Senior TB/HIV Manager for MDH Tanzania, Dr Anna Kiravu said that TB and HIV/Aids have close links whereas recent statistics show that 30 percent of people with TB are living with HIV and it is estimated that between 10 and 15 percent of people living with HIV are infected with TB.

On deaths, she says 2019 data indicates that almost 44 percent of all the deaths of people living with HIV/Aids were caused by TB.

“A single person with TB who has not started medication can infect between 10 and 15 people,” said Dr Kiravu, adding that the organization has been providing education to health workers and in 2021, a total of 150 health practitioners from four regions received the training.

According to her, those vulnerable to TB include cancer and diabetes patients, people living with HIV, children and miners. The list also includes prisoners and boarding school students due to congestion in dormitories.

The minister said, “There is a huge challenge in identifying new patients. Last year we discovered 87,000 new patients yet there is an estimated 133,000 new patients each year of which we can only identify 66 percent.”

According to her, the government was doing its best to strengthen TB and leprosy services across the region.

She said the government recently distributed over six vehicles that will help be coordinate TB-related activities with chief physicians as well as the administrative secretaries of Shinyanga, Singida, Manyara and Morogoro regions.

At the UN High-Level Meeting on TB in 2018, world leaders agreed to mobilize $13 billion per year to finance TB prevention and treatment by 2022 and promised another USD2 billion per year for TB research in the face of growing concerns around drug-resistant TB.

However, funding for TB prevention, diagnosis and treatment services continues to fall far short of estimated global needs and the United Nations global target. In 2020, global spending on TB services fell to $5.3 billion, and funding for research was $901 million.

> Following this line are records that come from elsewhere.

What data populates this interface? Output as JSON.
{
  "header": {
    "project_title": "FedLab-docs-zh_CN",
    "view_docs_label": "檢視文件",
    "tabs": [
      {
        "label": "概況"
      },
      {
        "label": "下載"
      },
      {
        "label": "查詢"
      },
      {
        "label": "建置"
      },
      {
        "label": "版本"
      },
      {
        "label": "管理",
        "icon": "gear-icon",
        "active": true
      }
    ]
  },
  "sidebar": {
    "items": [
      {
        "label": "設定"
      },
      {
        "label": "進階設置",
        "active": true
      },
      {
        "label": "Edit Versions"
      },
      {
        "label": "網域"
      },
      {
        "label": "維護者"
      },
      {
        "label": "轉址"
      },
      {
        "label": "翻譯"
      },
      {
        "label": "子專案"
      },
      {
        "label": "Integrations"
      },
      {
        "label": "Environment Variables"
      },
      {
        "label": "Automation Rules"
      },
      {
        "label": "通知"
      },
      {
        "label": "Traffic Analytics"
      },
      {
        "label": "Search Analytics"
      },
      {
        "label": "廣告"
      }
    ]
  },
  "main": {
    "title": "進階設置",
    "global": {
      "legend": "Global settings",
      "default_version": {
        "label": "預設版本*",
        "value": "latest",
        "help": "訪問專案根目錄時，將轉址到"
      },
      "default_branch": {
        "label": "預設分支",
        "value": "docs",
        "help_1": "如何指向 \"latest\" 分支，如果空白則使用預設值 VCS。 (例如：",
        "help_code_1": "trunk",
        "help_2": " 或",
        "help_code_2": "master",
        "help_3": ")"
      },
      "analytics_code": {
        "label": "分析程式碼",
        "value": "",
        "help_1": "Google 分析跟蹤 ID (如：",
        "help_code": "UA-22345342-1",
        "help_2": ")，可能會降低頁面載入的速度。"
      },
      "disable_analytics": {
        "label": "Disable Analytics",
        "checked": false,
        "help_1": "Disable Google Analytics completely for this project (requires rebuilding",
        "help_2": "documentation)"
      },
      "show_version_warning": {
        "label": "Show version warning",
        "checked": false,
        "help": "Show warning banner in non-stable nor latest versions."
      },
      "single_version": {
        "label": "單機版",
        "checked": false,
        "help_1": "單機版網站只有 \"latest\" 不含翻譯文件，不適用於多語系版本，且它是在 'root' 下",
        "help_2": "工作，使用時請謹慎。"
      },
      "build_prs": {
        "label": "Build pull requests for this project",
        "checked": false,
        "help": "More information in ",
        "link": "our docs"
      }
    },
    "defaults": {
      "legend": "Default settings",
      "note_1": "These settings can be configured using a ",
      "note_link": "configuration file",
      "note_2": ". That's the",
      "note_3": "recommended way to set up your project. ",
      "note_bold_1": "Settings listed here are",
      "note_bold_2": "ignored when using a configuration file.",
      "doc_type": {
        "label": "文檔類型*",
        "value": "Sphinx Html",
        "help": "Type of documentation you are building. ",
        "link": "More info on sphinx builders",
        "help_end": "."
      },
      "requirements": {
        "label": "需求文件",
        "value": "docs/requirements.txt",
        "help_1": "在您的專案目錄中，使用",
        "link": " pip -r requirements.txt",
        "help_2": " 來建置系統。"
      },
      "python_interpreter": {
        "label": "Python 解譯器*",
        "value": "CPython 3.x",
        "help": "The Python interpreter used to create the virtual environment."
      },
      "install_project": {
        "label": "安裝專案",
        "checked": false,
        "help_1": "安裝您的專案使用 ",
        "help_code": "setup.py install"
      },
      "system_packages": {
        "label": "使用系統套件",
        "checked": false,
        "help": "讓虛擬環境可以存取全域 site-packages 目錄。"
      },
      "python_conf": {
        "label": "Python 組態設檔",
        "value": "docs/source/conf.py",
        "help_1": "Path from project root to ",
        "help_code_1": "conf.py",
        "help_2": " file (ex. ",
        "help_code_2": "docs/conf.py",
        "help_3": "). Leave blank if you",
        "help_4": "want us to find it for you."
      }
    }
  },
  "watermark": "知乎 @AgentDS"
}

While national strategic plans and accompanying budgets for tuberculosis have grown in ambition, mobilization of funding has not kept pace. In Africa, governments contribute only 22 percent of the resources required to deliver adequate TB services, with 44 percent going unfunded, seriously impeding efforts to reduce the TB burden.

South Africa and Zambia are the best examples of high TB burden countries that have steadily increased domestic funding specifically allocated for TB. In 2020, South Africa provided 81 percent of domestic funding to support TB activities. Zambia has increased its domestic funding seven-fold since 2015.

Increased funding from domestic sources and international donors is urgently needed if we are to counteract a reversal of the significant gains made against TB in the past decades. At the current rate of progress, the UN Sustainable Development Goals (SDGs) target of ending the TB epidemic by 2030 will not be achievable.

To reach the target, TB incidence would have had to record an annual decline of 4 to 5 percent in 2020, increasing to 10 percent per year by 2025, and then to an average 17 percent annually in the following decade. In fact, the world saw an increase in the number of global TB deaths for the first time in over a decade in 2021. Contributing factors included reduced access to TB diagnosis and treatment, in the face of the COVID-19 pandemic.

With 36 percent of all TB deaths occurring in Africa, failure to invest in the TB response is set to take a formidable toll on African countries. Increased investment can be a game-changer, and alleviate the preventable suffering and death of millions of our people.

Today, I call on governments to mobilize additional domestic financial support for TB control, including contributions to the Global Fund, which last month launched its USD18 billion Seventh Replenishment campaign in a bid to counter the catastrophic impact of COVID-19 on the fight against TB.

I urge all stakeholders to advocate for increased investment, and to ensure that TB services are integrated into the primary health care response. We must all also work more closely with our communities, leveraging their expert local knowledge to tailor response efforts for maximum impact.